(the video has English subtitles)
This idea is definitely an interesting one. Each street light becomes self contained and doesn’t need to be hooked up to a more centralised power grid. This reduces complexity of street light installations, and potentially their overall costs. Definitely an interesting idea!
Powering office/apartment blocks, and houses
The average home (flat or house) uses 6-12 kWh of electricity each day. An office might use 10-60 kWh of electricity per day depending on its size.
Hence retired EV batteries are ideal for use in homes and office blocks, be it powering shared office/flat block features (like communal lighting) or more day-to-day equipment within homes/offices (such as computers or heating systems).
Even a 40% degraded smaller 24 kWh car battery would yield over 14 kWh of electric storage: enough for the vast majority of homes and small offices. Some current uses of this idea are:
- An apartment complex in Sweden has seen multiple silver cabinets installed by a compann called Box of Energy. These use 20 battery modules each from an old Volvo hybrid, and solar energy from the roof is stored in these batteries and used to power common lighting and the elevators.
- England has seen old Renault Zoe batteries be broken up and supplied in dishwasher-size units by company Powervault. They will also be charged by solar power, and determine when it’s best to use electricity from the grid, or when it’s best to use this stored-up green power.
7-Eleven convenience stores
7-Eleven - the convenience stores in Japan - will be supplied with Lithium-ion battery modules from old Prius hybrids. These will gather power from solar panels, and this can then power electronic equipment in-store such as the drink coolers and grill machines.
Build a ‘smart island’
When thinking about recycling batteries, we all think of building a brand new ‘smart island’… right?
Okay, us neither. But that’s what Renault have done in Portugal: they are turning the fairly unpopulated island of Porto Santo, Madeira into a ‘smart island’ using as much renewal power (solar/wind) and electric batteries (for power storage) as possible. The smart island project will have three phrases:
- 20 volunteers on Porto Santo will receive a mix of Renault Zoe and Kango ZE Utility Van vehicles for every day use, with various public and private charging points being provided.

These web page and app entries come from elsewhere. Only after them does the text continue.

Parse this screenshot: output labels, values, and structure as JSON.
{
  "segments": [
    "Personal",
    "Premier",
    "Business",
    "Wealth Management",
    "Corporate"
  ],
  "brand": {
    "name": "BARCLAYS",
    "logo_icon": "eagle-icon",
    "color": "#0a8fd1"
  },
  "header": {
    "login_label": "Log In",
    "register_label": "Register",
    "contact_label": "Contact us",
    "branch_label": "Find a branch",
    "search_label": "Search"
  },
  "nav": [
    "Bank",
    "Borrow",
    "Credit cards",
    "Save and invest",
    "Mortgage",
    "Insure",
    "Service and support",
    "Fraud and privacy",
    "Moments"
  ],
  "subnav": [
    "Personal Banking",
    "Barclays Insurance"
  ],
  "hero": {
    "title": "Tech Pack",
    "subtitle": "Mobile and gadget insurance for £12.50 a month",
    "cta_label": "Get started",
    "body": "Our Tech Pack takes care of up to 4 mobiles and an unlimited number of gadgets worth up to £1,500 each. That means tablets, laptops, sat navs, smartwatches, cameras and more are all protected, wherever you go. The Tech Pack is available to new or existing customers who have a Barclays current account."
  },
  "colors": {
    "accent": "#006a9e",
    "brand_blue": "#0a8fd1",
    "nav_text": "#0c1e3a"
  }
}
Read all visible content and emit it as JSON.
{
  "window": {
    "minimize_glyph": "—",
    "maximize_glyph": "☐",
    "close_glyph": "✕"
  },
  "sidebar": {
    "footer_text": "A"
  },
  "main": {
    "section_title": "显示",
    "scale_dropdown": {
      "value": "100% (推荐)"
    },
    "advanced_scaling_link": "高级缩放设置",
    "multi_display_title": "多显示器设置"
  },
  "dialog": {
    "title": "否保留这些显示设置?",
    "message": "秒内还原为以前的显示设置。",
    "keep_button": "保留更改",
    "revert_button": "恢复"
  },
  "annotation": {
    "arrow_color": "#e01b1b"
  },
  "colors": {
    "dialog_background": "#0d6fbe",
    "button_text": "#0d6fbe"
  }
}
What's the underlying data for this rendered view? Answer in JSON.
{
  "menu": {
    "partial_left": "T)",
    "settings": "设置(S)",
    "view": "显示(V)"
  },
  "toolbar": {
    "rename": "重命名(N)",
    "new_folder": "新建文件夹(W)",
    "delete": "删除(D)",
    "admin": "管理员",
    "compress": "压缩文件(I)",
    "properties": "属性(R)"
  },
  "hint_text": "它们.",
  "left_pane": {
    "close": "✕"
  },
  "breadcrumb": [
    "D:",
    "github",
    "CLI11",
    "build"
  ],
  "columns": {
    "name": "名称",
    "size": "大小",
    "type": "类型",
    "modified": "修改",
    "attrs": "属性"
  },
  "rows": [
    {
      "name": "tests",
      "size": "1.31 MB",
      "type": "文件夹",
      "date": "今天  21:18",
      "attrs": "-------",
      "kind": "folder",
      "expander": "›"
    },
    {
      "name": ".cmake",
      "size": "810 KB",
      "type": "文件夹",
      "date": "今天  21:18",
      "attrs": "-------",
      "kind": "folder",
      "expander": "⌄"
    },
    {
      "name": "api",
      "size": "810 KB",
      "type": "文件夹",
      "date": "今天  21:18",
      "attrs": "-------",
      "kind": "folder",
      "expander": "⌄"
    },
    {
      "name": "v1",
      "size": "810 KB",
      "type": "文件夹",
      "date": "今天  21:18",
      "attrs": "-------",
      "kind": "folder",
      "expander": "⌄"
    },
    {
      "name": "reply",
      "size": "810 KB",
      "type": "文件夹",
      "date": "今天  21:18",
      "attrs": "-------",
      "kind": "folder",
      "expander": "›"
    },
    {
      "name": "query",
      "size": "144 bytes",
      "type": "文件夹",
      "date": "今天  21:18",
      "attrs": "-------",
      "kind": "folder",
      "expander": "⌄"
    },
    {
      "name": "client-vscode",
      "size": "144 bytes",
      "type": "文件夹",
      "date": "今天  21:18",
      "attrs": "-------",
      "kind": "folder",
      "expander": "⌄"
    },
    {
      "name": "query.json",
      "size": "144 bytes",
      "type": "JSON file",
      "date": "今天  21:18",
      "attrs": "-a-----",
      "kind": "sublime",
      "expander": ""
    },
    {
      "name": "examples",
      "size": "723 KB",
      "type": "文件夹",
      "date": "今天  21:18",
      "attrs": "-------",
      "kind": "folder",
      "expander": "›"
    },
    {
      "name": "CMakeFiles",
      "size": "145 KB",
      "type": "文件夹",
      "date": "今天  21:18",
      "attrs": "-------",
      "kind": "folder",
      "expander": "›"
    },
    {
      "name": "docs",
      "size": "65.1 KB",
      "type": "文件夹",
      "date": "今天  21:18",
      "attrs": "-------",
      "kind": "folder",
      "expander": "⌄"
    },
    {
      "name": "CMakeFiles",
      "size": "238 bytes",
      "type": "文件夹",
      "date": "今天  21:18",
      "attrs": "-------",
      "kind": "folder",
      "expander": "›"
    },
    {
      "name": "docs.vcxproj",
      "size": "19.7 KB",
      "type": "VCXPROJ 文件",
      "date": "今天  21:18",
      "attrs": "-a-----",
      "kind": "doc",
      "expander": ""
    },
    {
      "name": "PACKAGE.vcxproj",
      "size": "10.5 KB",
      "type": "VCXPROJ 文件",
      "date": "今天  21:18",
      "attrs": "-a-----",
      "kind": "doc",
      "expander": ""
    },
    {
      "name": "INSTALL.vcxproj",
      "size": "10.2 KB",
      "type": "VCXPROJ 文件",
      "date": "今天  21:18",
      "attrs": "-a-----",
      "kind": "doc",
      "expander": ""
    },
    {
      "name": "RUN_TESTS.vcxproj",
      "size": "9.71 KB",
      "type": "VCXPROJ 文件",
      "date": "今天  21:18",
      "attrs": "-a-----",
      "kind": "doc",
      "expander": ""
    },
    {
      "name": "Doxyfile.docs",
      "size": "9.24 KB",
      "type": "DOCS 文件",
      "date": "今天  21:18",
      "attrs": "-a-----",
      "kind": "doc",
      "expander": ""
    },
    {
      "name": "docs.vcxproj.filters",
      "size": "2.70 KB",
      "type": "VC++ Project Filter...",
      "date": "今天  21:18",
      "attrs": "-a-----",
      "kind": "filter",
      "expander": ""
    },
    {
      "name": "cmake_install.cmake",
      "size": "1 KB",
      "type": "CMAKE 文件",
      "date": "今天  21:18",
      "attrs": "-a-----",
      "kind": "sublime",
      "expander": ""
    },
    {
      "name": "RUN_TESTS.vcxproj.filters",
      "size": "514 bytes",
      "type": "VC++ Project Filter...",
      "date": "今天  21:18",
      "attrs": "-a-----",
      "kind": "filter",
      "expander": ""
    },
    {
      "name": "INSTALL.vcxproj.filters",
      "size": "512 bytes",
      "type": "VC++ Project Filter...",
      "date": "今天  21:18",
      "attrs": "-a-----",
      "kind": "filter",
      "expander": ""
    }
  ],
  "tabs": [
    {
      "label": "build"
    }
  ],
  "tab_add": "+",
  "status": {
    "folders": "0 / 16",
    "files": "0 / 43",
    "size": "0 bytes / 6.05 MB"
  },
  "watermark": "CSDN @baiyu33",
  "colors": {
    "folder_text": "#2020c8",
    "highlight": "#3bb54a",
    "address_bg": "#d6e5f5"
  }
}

The at-home chargers will be smart chargers that can stop and start the charging depending on the car’s battery levels and the current demand for electric on the island.
- The second phase will extend the smart charger idea, allowing plugged-in EVs to give energy back to the grid! Therefore allowing the EV battery packs to function as mobile power storage units. Eric Feunteun (Director of electric vehicles at Renault) explains this saying “Electric vehicles have moved from being a constraint… to an opportunity in the last few months and years… they provide a way to store electricity, which is one of the key problems on their table with renewable energy.”.
- The third phase is more like the traditional re-use methods seem in other sections: allowing your spent EV battery to be repurposed as a separate, standalone power brick within an energy farm or office/apartment blocks.
This is just a trial in a fairly remote island, but the implications are quite widespread. There’s no reason why your plugged-in EV at home couldn’t return energy to the grid at peak times (assuming you agree, and aren’t planning on using it that night!), only to charge up from the grid later on that night when demand for electric is lower and it’s (for example) much windier. A very interesting prospect!
Whilst the electric car sector is still working out the best way of dealing with the upcoming influx of old Li-ion batteries, the idea that they can be re-used in the existing energy sector (i.e. as a power store in their own right, outside of the car chassis) is a good one. As Cecile Sobole (from Renault’s EV division) put it: “The logic behind this is the circular economy… The battery coming from the electric vehicle will become more and more a part of the energy world.”.